His anti-war rhetoric has both raised his profile and defined his candidacy, but with Iraq liberated, Democratic presidential candidate Howard Dean (search), the only doctor in the 2004 field, now wants to reposition himself as the health care candidate.

At a hastily arranged speech in New York City on Wednesday, Dean offered general plans for near universal health coverage through existing government programs.

Adults over age 65 would be covered under an expansion of Medicare. Young people under 24-years-old would be covered under expanded Medicaid, and 24- to 64-year-olds would be covered by public-private partnerships, vouchers and tax breaks.

"I believe health care is a right and I want to pass it through Congress," Dean said.

To pay for the package, Dean said he would repeal about 80 percent of President Bush's 2001 tax cut.

Dean has not put an exact price tag on his plan, or said how he'll curb spiraling health costs — aides say that comes later.

But picking a fight early in the race enables him to draw attention that he hopes will enable voters to see him as a contender, despite the smaller fund-raising collections and name recognition granted some of his rivals.

Tackling health care, a key voter concern, immediately pits Dean against the early front-runner in Iowa, home of the first caucus. Missouri Rep. Dick Gephardt, who offered his plan for universal health care last week, has a double-digit lead in the latest poll over Massachusetts Sen. John Kerry and Connecticut Sen. Joe Lieberman. Dean ranks fourth in that poll.

Dean is so eager to cast himself as Gephardt's biggest rival in Iowa that he unveiled his health care plan at the very same New York City union headquarters that Gephardt chose as a backdrop for announcing his plan.

Meanwhile in New Hampshire, home of the first primary, Dean, the former governor of the state next door, Vermont, has been trying for months to position himself as the chief rival to the front-runner in New Hampshire's polls.

Kerry, who also hails from right next door in Massachusetts, is running five points ahead of Dean. Gephardt ranks third in state polls there and Lieberman comes in fourth.

Kerry and Dean have been sparring for months, and just this week, Kerry's campaign questioned whether Dean is fit to be president after Dean suggested that the United States may not always have military superiority worldwide.
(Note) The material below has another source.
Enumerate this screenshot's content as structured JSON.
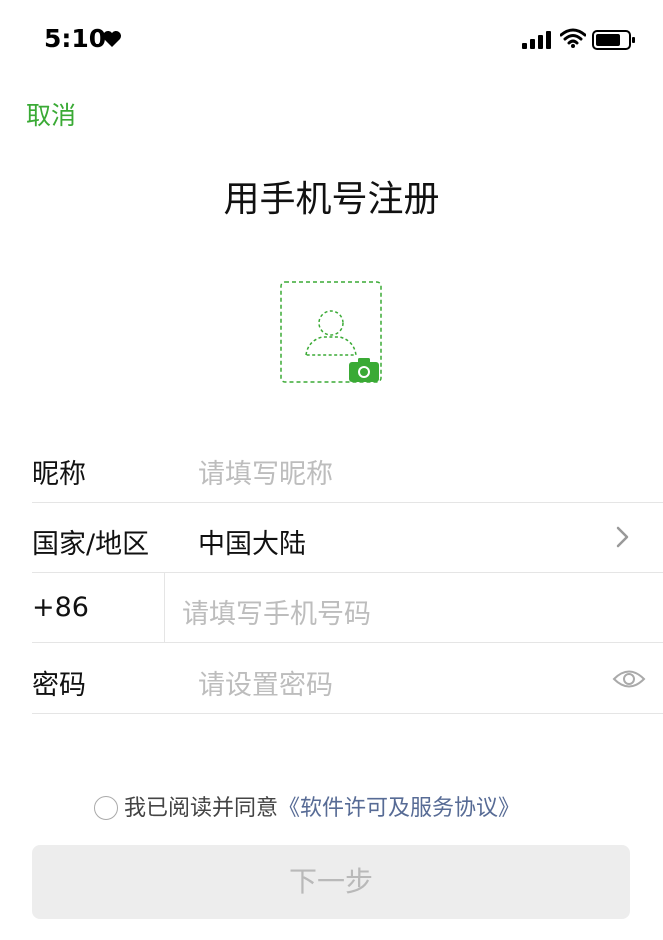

Dean has also criticized Kerry on a variety of issues.

Fox News' Carl Cameron contributed to this report.